In the following listing, work out how many lines contain the string "aspx", and state only that number.

--- START ---

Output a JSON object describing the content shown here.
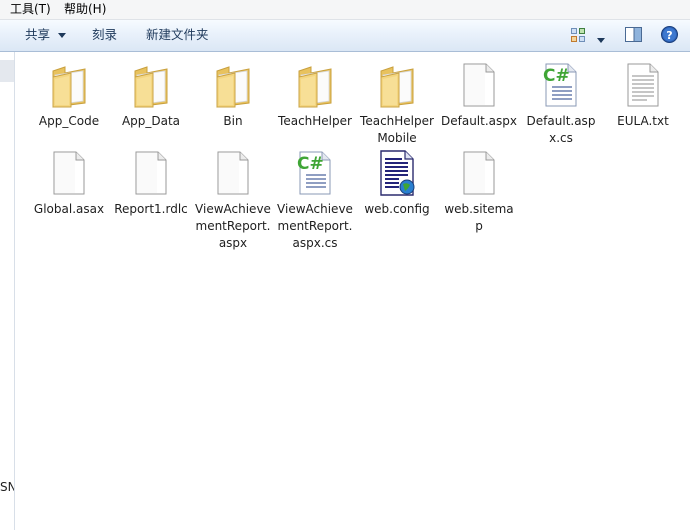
{
  "menu": {
    "tools": "工具(T)",
    "help": "帮助(H)"
  },
  "toolbar": {
    "share_label": "共享",
    "burn_label": "刻录",
    "new_folder_label": "新建文件夹"
  },
  "navpane": {
    "partial_text": "SN"
  },
  "files": [
    {
      "name": "App_Code",
      "icon": "folder-icon"
    },
    {
      "name": "App_Data",
      "icon": "folder-icon"
    },
    {
      "name": "Bin",
      "icon": "folder-icon"
    },
    {
      "name": "TeachHelper",
      "icon": "folder-icon"
    },
    {
      "name": "TeachHelperMobile",
      "icon": "folder-icon"
    },
    {
      "name": "Default.aspx",
      "icon": "blank-file-icon"
    },
    {
      "name": "Default.aspx.cs",
      "icon": "csharp-file-icon"
    },
    {
      "name": "EULA.txt",
      "icon": "text-file-icon"
    },
    {
      "name": "Global.asax",
      "icon": "blank-file-icon"
    },
    {
      "name": "Report1.rdlc",
      "icon": "blank-file-icon"
    },
    {
      "name": "ViewAchievementReport.aspx",
      "icon": "blank-file-icon"
    },
    {
      "name": "ViewAchievementReport.aspx.cs",
      "icon": "csharp-file-icon"
    },
    {
      "name": "web.config",
      "icon": "config-file-icon"
    },
    {
      "name": "web.sitemap",
      "icon": "blank-file-icon"
    }
  ],
  "colors": {
    "folder": "#f2d37a",
    "toolbar_text": "#1e395b",
    "csharp_green": "#3fa535"
  }
}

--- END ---

→ **Response area**
4